Put a cowboy hat on a microphone and you have Gerald Haslam, whose short stories have recorded the landscapes, the working-class customs and, above all, the voices of the Bakersfield area for two decades now. Okies, Indians, blacks and Latinos; ranchers, roughnecks and a few who got education but could never get the dust and oil and tule fog out of their blood--Haslam lets them all sound off.
"That Constant Coyote" consists of six new stories and 19 that Haslam published as long ago as 1972. It reveals the surprising width of his range and traces his development.
Since Faulkner, no regional writer has had to be ashamed of being regional, but there are other pitfalls for prospectors on virgin literary ground. In his earlier stories, Haslam seems content to pick up the easy nuggets of local color without digging for deeper ore. Trying to show what is most characteristic of his area, he focuses on earlier times and simpler people--in short, on what has become marginal, there and everywhere else. Creating a tradition from scratch, he adopts old-fashioned models: the rural realism of Steinbeck, the tall tales of Twain.

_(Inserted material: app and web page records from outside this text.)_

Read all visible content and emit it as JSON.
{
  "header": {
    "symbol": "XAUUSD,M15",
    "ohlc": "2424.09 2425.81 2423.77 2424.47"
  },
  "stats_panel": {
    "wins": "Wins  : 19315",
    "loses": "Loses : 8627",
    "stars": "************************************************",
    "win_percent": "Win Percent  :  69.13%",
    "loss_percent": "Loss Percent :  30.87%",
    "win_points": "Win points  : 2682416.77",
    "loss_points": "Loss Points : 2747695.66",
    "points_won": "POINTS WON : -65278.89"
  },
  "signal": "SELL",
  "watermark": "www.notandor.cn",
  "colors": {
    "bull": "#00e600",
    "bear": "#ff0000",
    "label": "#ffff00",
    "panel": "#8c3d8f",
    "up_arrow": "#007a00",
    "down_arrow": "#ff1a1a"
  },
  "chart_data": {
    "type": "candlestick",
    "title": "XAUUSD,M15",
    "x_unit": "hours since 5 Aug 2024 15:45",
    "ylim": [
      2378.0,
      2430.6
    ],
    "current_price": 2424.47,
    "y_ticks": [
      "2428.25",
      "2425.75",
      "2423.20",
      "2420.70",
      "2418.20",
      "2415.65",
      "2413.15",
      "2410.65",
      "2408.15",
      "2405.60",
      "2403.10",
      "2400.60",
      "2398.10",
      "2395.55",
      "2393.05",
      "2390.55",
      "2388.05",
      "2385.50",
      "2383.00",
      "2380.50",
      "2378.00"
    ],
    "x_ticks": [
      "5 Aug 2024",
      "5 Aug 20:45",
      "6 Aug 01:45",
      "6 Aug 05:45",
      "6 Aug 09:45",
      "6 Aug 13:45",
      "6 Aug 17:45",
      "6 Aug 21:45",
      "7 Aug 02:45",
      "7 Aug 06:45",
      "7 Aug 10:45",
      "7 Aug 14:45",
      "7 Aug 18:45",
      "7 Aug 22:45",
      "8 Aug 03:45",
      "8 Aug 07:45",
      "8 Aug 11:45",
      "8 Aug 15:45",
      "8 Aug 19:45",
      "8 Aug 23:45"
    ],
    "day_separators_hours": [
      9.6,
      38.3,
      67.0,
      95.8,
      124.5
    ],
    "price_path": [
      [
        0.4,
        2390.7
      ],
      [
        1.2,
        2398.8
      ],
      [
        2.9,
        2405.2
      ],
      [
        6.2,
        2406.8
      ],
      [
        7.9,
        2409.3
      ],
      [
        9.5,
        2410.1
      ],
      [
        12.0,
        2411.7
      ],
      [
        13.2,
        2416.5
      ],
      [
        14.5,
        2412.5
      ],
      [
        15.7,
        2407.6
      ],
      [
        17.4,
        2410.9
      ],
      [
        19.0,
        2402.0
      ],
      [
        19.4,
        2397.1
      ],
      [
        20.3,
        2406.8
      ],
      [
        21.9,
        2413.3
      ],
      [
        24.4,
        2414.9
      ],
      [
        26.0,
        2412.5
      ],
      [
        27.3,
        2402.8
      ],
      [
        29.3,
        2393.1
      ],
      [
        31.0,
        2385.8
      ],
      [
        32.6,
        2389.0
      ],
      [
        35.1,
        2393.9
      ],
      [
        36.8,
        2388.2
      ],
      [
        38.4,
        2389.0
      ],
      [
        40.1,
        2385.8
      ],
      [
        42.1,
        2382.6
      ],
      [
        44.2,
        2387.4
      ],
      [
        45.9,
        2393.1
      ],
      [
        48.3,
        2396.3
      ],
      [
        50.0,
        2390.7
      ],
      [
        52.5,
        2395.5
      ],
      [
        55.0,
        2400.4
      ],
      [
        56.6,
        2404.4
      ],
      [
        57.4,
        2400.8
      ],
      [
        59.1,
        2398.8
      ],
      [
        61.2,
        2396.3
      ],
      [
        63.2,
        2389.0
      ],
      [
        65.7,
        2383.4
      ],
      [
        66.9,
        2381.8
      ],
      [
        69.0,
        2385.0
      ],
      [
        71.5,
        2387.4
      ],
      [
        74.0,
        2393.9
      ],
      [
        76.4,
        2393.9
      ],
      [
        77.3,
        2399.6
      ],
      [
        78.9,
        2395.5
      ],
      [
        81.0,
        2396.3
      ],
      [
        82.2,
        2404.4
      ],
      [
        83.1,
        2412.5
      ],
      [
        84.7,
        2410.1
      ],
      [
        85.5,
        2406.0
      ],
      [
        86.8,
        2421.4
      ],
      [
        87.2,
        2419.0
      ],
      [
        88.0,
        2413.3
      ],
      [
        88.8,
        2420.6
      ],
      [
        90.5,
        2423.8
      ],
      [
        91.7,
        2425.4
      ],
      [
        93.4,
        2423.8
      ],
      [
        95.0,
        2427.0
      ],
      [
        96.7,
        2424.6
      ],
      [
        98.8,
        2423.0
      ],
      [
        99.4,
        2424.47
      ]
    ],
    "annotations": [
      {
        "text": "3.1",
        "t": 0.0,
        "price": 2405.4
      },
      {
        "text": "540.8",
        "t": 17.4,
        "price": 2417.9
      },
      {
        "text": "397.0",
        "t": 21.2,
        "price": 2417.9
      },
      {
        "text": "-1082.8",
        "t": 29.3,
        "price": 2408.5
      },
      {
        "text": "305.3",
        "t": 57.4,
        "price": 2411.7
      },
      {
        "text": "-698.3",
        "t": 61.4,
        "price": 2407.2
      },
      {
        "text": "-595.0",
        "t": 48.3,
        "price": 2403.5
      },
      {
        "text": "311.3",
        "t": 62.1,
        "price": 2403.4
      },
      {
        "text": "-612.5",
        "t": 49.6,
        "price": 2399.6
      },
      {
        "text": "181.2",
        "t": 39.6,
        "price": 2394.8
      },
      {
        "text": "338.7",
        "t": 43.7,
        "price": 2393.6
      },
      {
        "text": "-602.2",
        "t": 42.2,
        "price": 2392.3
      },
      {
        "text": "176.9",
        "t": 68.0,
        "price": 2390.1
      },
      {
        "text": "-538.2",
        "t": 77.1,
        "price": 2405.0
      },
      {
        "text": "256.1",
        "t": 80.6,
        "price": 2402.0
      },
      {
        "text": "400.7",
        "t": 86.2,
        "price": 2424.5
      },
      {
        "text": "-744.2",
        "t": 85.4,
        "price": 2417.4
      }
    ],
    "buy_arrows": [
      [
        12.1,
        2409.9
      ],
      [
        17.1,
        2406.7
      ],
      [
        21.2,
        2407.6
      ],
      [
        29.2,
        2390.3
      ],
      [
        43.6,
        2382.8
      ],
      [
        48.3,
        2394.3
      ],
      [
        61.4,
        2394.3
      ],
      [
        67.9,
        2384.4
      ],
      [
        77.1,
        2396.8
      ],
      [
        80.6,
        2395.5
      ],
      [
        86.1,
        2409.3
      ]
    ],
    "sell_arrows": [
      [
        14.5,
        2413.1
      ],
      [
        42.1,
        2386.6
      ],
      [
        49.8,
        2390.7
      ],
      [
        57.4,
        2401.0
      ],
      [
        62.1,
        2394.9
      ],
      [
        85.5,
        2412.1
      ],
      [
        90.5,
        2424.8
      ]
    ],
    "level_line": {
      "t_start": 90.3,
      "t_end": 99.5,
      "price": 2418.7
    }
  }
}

It's interesting to see how Haslam has wrestled with all this, lost a few bouts with sentimentality and a few more with awkwardness, but kept on learning and improving. His yarns in dialect happen to be some of his most finished work, as well as his funniest. His realism has grown subtler without losing its straightforward appeal.